Wednesday, August 12, 2015

Wants to Oppose Mark for Genericness

Lockheed-Martin Paveway II Dual Mode Laser Guided Bomb 
Dear Rich: I have a question about opposing a trademark registration. The trademark was recently published for opposition at the USPTO and I have a few reasons to oppose the registration. One of them is genericness. What does it take to oppose a registration? In order to succeed with a genericness opposition, you'll need to show that the public associates the term with an entire genus of goods or service. For example Outdoor Products could not serve as a trademark for backpacks. The Trademark Trial and Appeal Board (TTAB) adjudicates opposition hearings. Here's a sampling of TTAB rulings from recent years:
A term that's generic for some goods is not generic for all -- a term like MOTELS might be generic for hospitality services but not for entertainment services.
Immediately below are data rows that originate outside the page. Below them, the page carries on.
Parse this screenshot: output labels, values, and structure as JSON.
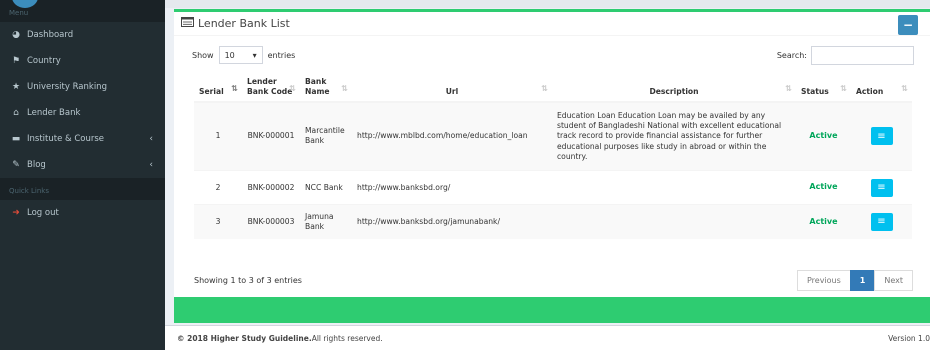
{
  "sidebar": {
    "header_menu": "Menu",
    "items": [
      {
        "label": "Dashboard",
        "icon": "dashboard-icon",
        "glyph": "◕"
      },
      {
        "label": "Country",
        "icon": "flag-icon",
        "glyph": "⚑"
      },
      {
        "label": "University Ranking",
        "icon": "star-icon",
        "glyph": "★"
      },
      {
        "label": "Lender Bank",
        "icon": "bank-icon",
        "glyph": "⌂"
      },
      {
        "label": "Institute & Course",
        "icon": "laptop-icon",
        "glyph": "▬",
        "chevron": "‹"
      },
      {
        "label": "Blog",
        "icon": "edit-icon",
        "glyph": "✎",
        "chevron": "‹"
      }
    ],
    "header_quick": "Quick Links",
    "logout": {
      "label": "Log out",
      "glyph": "➜"
    }
  },
  "box": {
    "title": "Lender Bank List",
    "collapse_label": "−"
  },
  "controls": {
    "show_label": "Show",
    "length_value": "10",
    "entries_label": "entries",
    "search_label": "Search:"
  },
  "table": {
    "headers": [
      "Serial",
      "Lender Bank Code",
      "Bank Name",
      "Url",
      "Description",
      "Status",
      "Action"
    ],
    "rows": [
      {
        "serial": "1",
        "code": "BNK-000001",
        "name": "Marcantile Bank",
        "url": "http://www.mblbd.com/home/education_loan",
        "description": "Education Loan Education Loan may be availed by any student of Bangladeshi National with excellent educational track record to provide financial assistance for further educational purposes like study in abroad or within the country.",
        "status": "Active"
      },
      {
        "serial": "2",
        "code": "BNK-000002",
        "name": "NCC Bank",
        "url": "http://www.banksbd.org/",
        "description": "",
        "status": "Active"
      },
      {
        "serial": "3",
        "code": "BNK-000003",
        "name": "Jamuna Bank",
        "url": "http://www.banksbd.org/jamunabank/",
        "description": "",
        "status": "Active"
      }
    ]
  },
  "info": "Showing 1 to 3 of 3 entries",
  "pager": {
    "previous": "Previous",
    "current": "1",
    "next": "Next"
  },
  "footer": {
    "copyright": "© 2018 Higher Study Guideline.",
    "rights": " All rights reserved.",
    "version": "Version 1.0"
  },
  "colors": {
    "accent": "#2ecc71",
    "primary": "#3c8dbc",
    "info_button": "#00c0ef",
    "active_status": "#00a65a",
    "sidebar": "#222d32"
  }
}
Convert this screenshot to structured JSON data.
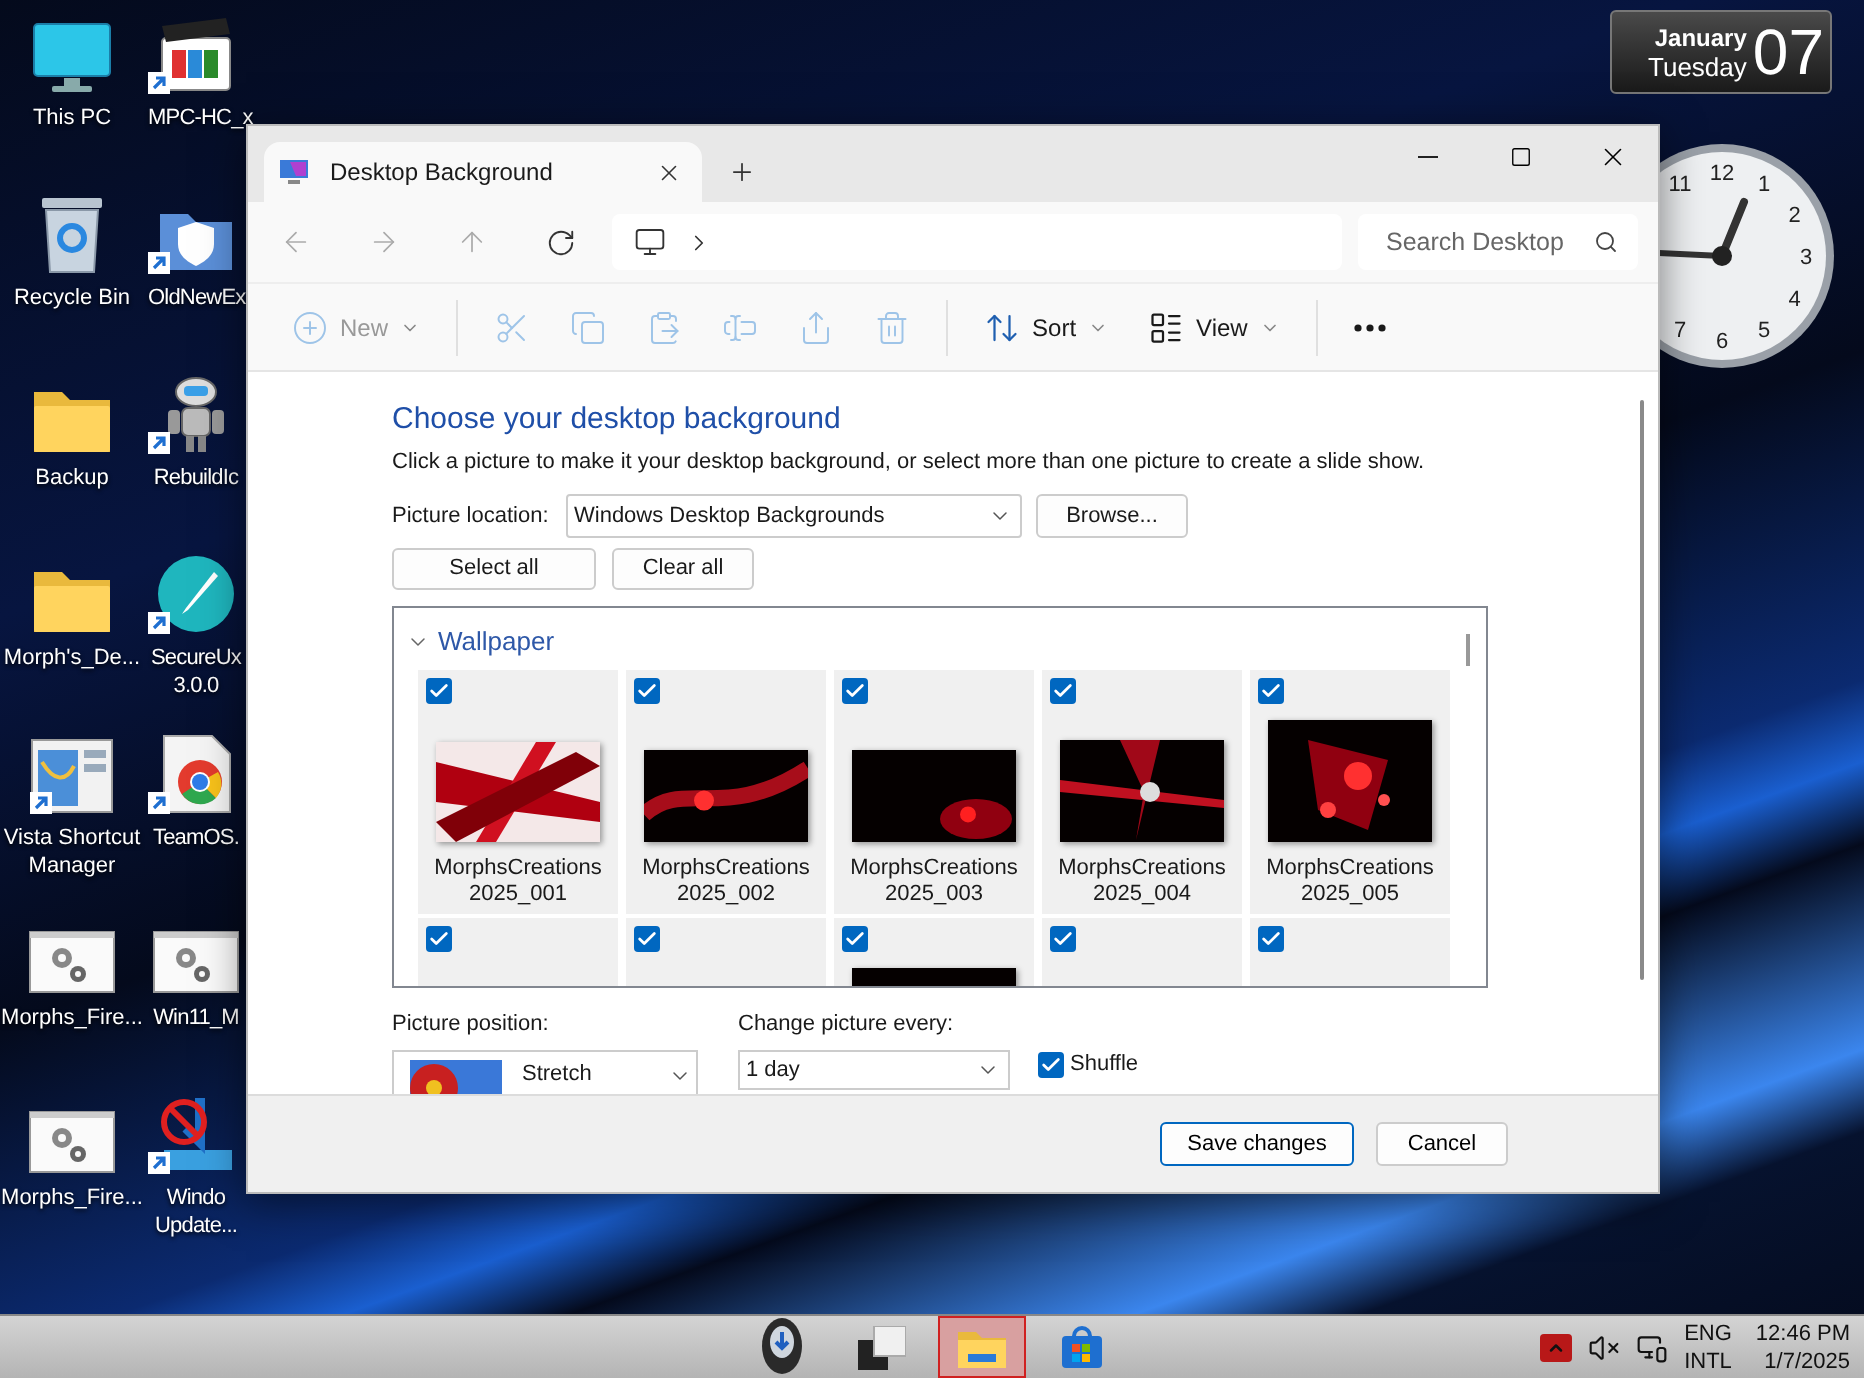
{
  "desktop": {
    "icons": [
      {
        "lines": [
          "This PC"
        ],
        "kind": "monitor",
        "shortcut": false
      },
      {
        "lines": [
          "MPC-HC_x"
        ],
        "kind": "media",
        "shortcut": true
      },
      {
        "lines": [
          "Recycle Bin"
        ],
        "kind": "recycle",
        "shortcut": false
      },
      {
        "lines": [
          "OldNewEx"
        ],
        "kind": "shield",
        "shortcut": true
      },
      {
        "lines": [
          "Backup"
        ],
        "kind": "folder",
        "shortcut": false
      },
      {
        "lines": [
          "RebuildIc"
        ],
        "kind": "robot",
        "shortcut": true
      },
      {
        "lines": [
          "Morph's_De..."
        ],
        "kind": "folder",
        "shortcut": false
      },
      {
        "lines": [
          "SecureUx",
          "3.0.0"
        ],
        "kind": "brush",
        "shortcut": true
      },
      {
        "lines": [
          "Vista Shortcut",
          "Manager"
        ],
        "kind": "app",
        "shortcut": true
      },
      {
        "lines": [
          "TeamOS."
        ],
        "kind": "browser",
        "shortcut": true
      },
      {
        "lines": [
          "Morphs_Fire..."
        ],
        "kind": "gears",
        "shortcut": false
      },
      {
        "lines": [
          "Win11_M"
        ],
        "kind": "gears",
        "shortcut": false
      },
      {
        "lines": [
          "Morphs_Fire..."
        ],
        "kind": "gears",
        "shortcut": false
      },
      {
        "lines": [
          "Windo",
          "Update..."
        ],
        "kind": "blocked",
        "shortcut": true
      }
    ]
  },
  "calendar": {
    "month": "January",
    "weekday": "Tuesday",
    "day": "07"
  },
  "clock": {
    "numbers": [
      "11",
      "12",
      "1",
      "2",
      "3",
      "4",
      "7",
      "6",
      "5"
    ]
  },
  "window": {
    "tab": {
      "title": "Desktop Background",
      "selected": true
    },
    "search": {
      "placeholder": "Search Desktop"
    },
    "toolbar": [
      {
        "kind": "new",
        "label": "New",
        "disabled": true
      },
      {
        "kind": "cut",
        "disabled": true
      },
      {
        "kind": "copy",
        "disabled": true
      },
      {
        "kind": "paste",
        "disabled": true
      },
      {
        "kind": "rename",
        "disabled": true
      },
      {
        "kind": "share",
        "disabled": true
      },
      {
        "kind": "delete",
        "disabled": true
      },
      {
        "kind": "sort",
        "label": "Sort",
        "disabled": false
      },
      {
        "kind": "view",
        "label": "View",
        "disabled": false
      },
      {
        "kind": "more",
        "disabled": false
      }
    ],
    "page": {
      "heading": "Choose your desktop background",
      "description": "Click a picture to make it your desktop background, or select more than one picture to create a slide show.",
      "location": {
        "label": "Picture location:",
        "value": "Windows Desktop Backgrounds"
      },
      "browse": "Browse...",
      "select_all": "Select all",
      "clear_all": "Clear all",
      "group": {
        "title": "Wallpaper",
        "expanded": true,
        "items": [
          {
            "lines": [
              "MorphsCreations",
              "2025_001"
            ],
            "checked": true,
            "thumbnail": true
          },
          {
            "lines": [
              "MorphsCreations",
              "2025_002"
            ],
            "checked": true,
            "thumbnail": true
          },
          {
            "lines": [
              "MorphsCreations",
              "2025_003"
            ],
            "checked": true,
            "thumbnail": true
          },
          {
            "lines": [
              "MorphsCreations",
              "2025_004"
            ],
            "checked": true,
            "thumbnail": true
          },
          {
            "lines": [
              "MorphsCreations",
              "2025_005"
            ],
            "checked": true,
            "thumbnail": true
          },
          {
            "checked": true,
            "thumbnail": false
          },
          {
            "checked": true,
            "thumbnail": false
          },
          {
            "checked": true,
            "thumbnail": true
          },
          {
            "checked": true,
            "thumbnail": false
          },
          {
            "checked": true,
            "thumbnail": false
          }
        ]
      },
      "position": {
        "label": "Picture position:",
        "value": "Stretch"
      },
      "interval": {
        "label": "Change picture every:",
        "value": "1 day"
      },
      "shuffle": {
        "label": "Shuffle",
        "checked": true
      }
    },
    "footer": {
      "save": "Save changes",
      "cancel": "Cancel"
    }
  },
  "taskbar": {
    "apps": [
      {
        "kind": "start",
        "selected": false
      },
      {
        "kind": "taskview",
        "selected": false
      },
      {
        "kind": "explorer",
        "selected": true
      },
      {
        "kind": "store",
        "selected": false
      }
    ],
    "tray": {
      "language": "ENG",
      "layout": "INTL",
      "time": "12:46 PM",
      "date": "1/7/2025"
    }
  }
}
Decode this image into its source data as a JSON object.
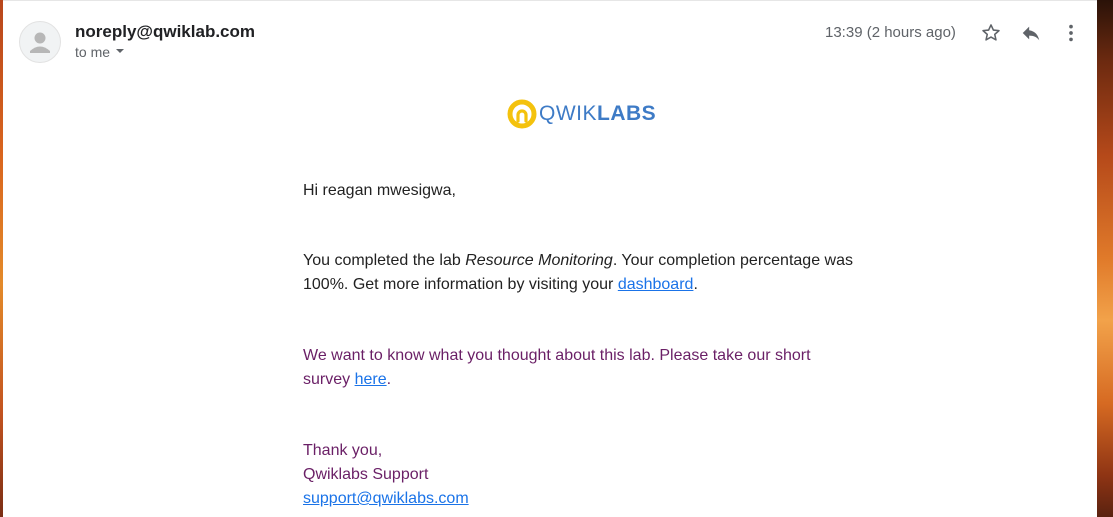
{
  "header": {
    "sender": "noreply@qwiklab.com",
    "recipient_label": "to me",
    "timestamp": "13:39 (2 hours ago)",
    "icons": [
      "star-icon",
      "reply-icon",
      "more-vert-icon"
    ]
  },
  "logo": {
    "text_light": "QWIK",
    "text_bold": "LABS"
  },
  "message": {
    "greeting": "Hi reagan mwesigwa,",
    "para1": {
      "prefix": "You completed the lab ",
      "lab_name": "Resource Monitoring",
      "suffix": ". Your completion percentage was",
      "line2_prefix": "100%. Get more information by visiting your ",
      "link_text": "dashboard",
      "line2_suffix": "."
    },
    "para2": {
      "line1": "We want to know what you thought about this lab. Please take our short",
      "line2_prefix": "survey ",
      "link_text": "here",
      "line2_suffix": "."
    },
    "signoff": {
      "thanks": "Thank you,",
      "team": "Qwiklabs Support",
      "email_link": "support@qwiklabs.com"
    }
  },
  "colors": {
    "brand_blue": "#3e7bc6",
    "brand_yellow": "#f4c20d",
    "link": "#1a73e8",
    "purple_text": "#6a1f66"
  }
}
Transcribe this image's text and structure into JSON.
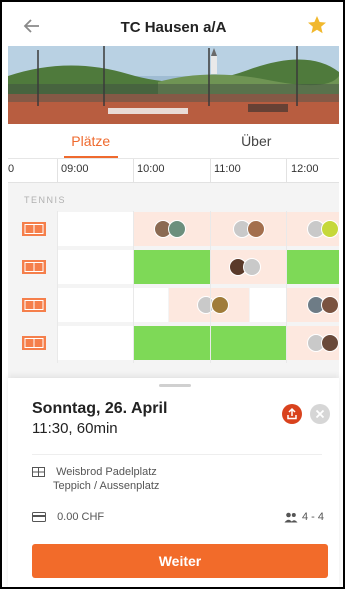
{
  "header": {
    "back_icon": "arrow-left-icon",
    "title": "TC Hausen a/A",
    "favorite_icon": "star-icon",
    "favorite_color": "#f1b82d"
  },
  "tabs": [
    {
      "label": "Plätze",
      "active": true
    },
    {
      "label": "Über",
      "active": false
    }
  ],
  "timeline": {
    "ticks": [
      "0",
      "09:00",
      "10:00",
      "11:00",
      "12:00"
    ]
  },
  "grid": {
    "section_label": "TENNIS",
    "courts": [
      {
        "icon": "tennis-court-icon"
      },
      {
        "icon": "tennis-court-icon"
      },
      {
        "icon": "tennis-court-icon"
      },
      {
        "icon": "tennis-court-icon"
      }
    ],
    "status_colors": {
      "booked": "#fde8df",
      "free": "#7ed957",
      "open": "#ffffff"
    }
  },
  "sheet": {
    "date": "Sonntag, 26. April",
    "time": "11:30, 60min",
    "share_icon": "share-icon",
    "close_icon": "close-icon",
    "court_name": "Weisbrod Padelplatz",
    "court_surface": "Teppich / Aussenplatz",
    "price": "0.00 CHF",
    "players": "4 - 4",
    "cta_label": "Weiter"
  },
  "accent": "#f26b2a"
}
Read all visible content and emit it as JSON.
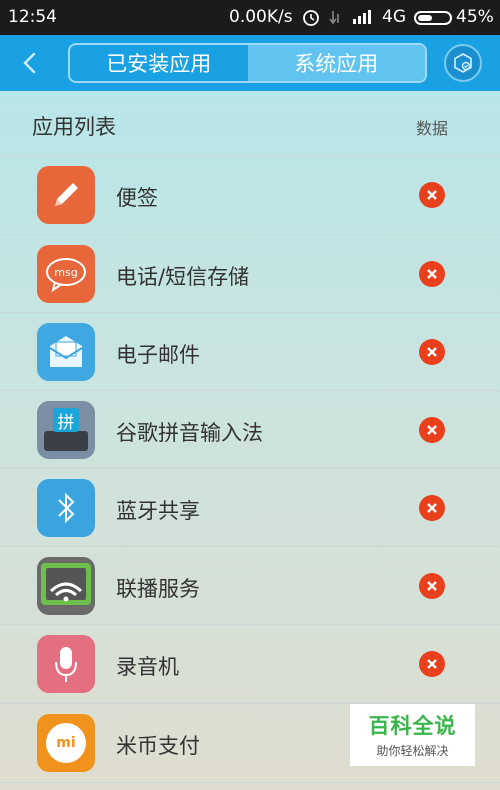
{
  "status_bar": {
    "time": "12:54",
    "speed": "0.00K/s",
    "network": "4G",
    "battery": "45%",
    "battery_level": 0.45
  },
  "header": {
    "tabs": [
      {
        "label": "已安装应用",
        "active": false
      },
      {
        "label": "系统应用",
        "active": true
      }
    ]
  },
  "list": {
    "title": "应用列表",
    "data_label": "数据",
    "items": [
      {
        "name": "便签",
        "icon": "pencil-icon",
        "color": "#e8673a"
      },
      {
        "name": "电话/短信存储",
        "icon": "msg-icon",
        "color": "#e8673a"
      },
      {
        "name": "电子邮件",
        "icon": "mail-icon",
        "color": "#3fa8e0"
      },
      {
        "name": "谷歌拼音输入法",
        "icon": "keyboard-icon",
        "icon_text": "拼",
        "color": "#7b8ea3"
      },
      {
        "name": "蓝牙共享",
        "icon": "bluetooth-icon",
        "color": "#3aa4de"
      },
      {
        "name": "联播服务",
        "icon": "cast-icon",
        "color": "#6a6a6a"
      },
      {
        "name": "录音机",
        "icon": "mic-icon",
        "color": "#e36f81"
      },
      {
        "name": "米币支付",
        "icon": "mi-coin-icon",
        "icon_text": "mi",
        "color": "#f0921b"
      }
    ]
  },
  "watermark": {
    "line1": "百科全说",
    "line2": "助你轻松解决"
  }
}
What did the examiner do?  A mark that's been published for opposition has been examined and approved by an examining attorney at the USPTO. All legal objections have been resolved. For that reason, it may help to review the history of the application before filing an opposition. You can do this by searching for the mark in the USPTO database and then (once you've located it), clicking the "TSDR" button. That way you can see if the examiner raised genericness as an objection. (The USPTO uses "merely descriptive" to refer to generic terms). We checked the trademark you're opposing and the issue was not raised (not a good sign.)
The opposition procedure. An opposition can be filed by “any person who believes that he or she would be damaged by the registration of a mark.” Unless an extension is granted, the opposition should be filed within 30 days of publication. Unfortunately, it's not as simple as sending in a statement of opposition. Because you are initiating a proceeding at the TTAB, the opposer is required to submit a document that corresponds to a complaint filed in a lawsuit. You can oppose a mark for any reason that registration would be refused. Three helpful resources are the  rules and procedures for TTAB filing, the TTAB's case searching page at the USPTO website and the TTABlog where you can search for TTAB cases. If all of this seems like too much work, you can try a more informal Letter of Protest.